Assignment:
Scan the entries below and state how many lines contain "true". No other output.

Study material:

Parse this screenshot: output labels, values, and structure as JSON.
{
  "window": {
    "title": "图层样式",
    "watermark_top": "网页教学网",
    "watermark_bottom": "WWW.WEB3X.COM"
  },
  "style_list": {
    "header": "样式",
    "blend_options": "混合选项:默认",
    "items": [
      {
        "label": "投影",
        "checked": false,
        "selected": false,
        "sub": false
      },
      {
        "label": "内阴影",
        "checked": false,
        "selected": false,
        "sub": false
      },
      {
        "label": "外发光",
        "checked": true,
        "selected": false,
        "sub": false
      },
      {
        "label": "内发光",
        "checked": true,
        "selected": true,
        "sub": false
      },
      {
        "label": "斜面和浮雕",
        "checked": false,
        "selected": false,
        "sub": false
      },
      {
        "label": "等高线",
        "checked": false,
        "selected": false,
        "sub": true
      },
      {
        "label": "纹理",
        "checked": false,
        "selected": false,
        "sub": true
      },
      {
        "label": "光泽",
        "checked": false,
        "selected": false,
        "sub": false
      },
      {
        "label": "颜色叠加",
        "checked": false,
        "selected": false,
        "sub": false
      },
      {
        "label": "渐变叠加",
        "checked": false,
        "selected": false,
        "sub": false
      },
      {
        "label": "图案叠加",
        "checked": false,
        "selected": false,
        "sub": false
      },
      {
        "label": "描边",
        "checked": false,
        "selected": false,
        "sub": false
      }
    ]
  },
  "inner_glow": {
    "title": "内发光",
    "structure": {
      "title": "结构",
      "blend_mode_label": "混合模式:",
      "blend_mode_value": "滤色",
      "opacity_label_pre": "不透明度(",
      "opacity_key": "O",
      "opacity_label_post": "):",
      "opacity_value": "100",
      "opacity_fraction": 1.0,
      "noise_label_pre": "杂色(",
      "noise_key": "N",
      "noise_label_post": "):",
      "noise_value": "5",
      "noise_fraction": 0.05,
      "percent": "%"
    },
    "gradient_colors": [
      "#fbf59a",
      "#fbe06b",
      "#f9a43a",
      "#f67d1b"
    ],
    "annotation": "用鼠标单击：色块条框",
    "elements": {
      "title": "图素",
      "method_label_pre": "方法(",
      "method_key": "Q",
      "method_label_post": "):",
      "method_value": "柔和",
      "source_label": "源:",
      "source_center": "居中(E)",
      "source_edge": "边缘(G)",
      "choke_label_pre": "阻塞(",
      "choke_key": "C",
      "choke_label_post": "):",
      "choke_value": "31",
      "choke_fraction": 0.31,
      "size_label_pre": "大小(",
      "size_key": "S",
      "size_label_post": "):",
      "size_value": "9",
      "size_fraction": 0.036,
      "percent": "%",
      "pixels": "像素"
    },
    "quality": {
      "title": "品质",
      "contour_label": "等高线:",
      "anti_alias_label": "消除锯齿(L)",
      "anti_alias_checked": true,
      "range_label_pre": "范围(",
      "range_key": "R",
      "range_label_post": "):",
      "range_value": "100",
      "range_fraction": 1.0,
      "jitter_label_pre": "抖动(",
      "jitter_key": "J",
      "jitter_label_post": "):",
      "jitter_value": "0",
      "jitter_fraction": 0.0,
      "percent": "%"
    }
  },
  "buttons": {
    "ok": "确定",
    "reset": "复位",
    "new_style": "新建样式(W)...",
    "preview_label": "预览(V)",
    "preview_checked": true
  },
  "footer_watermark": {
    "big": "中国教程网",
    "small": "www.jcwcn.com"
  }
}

Written response:
7